The market research industry is 35 years old and its turnover is about Rs 325 crore. In the last few years, the market has been growing at about 10%. However, with the liberalization of more industry sectors, this growth rate will accelerate. Market research in India has been focused more on fast moving consumer goods (FMCG) and consumer behavior. There has been growth beyond the traditional FMCG research (though it still accounts for the big chunk of research expenditure). In my view, outside of the traditional packaged-goods business, the most significant growth area for the market research industry in India in the last few years is the media measurement business. Next would be auto, telecom and healthcare sectors that have started spending much more on market research in recent times. The durable industry is also increasing spend. Lastly, customer satisfaction in all industry sectors is a growing segment for market research.

India is falling behind is in the area of use of technology for data collection. That is because most of the technologies used for data collection in the advanced world today are internet and telephone based. With low internet penetration and teledensity we have no choice but to continue to do face-to-face interviewing along with paper and pencil method of data collection. The market research in India is having a bright prospect because of the competition among the marketers and manufacturers. There are a lot of companies coming in India to establish a business because of the huge potential in Indian market due to its consumption theory. So there are more requirements of Healthcare Research Services in India in coming days. But the future of the market research could restrict on the databases and social media. Most of the companies are today demanding for the databases of the target customers so that they directly approach them. Growth rate of Smart phones and Tablets Smart phones and Tablets will be used in greater proportion than desktop devices by consumers in 2013.

Direct consumer communications and advertising via mobile devices will continue to grow rapidly and will often utilize social media and location-based services.

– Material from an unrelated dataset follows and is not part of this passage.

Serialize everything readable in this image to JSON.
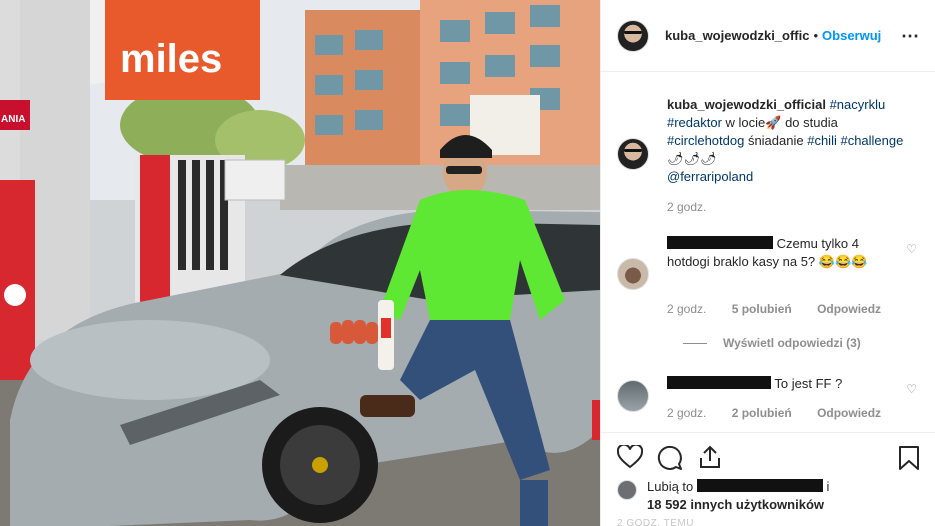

High-margin revenue generation will occur in this segment of the marketing industry because of huge demand upon consumer engagement, and for market research. Growth rate in market research industry in India - Quantitative Research in India and Secondary Research Services in India can witness a growth rate of more than 12% in 2013, irrespective of global recession.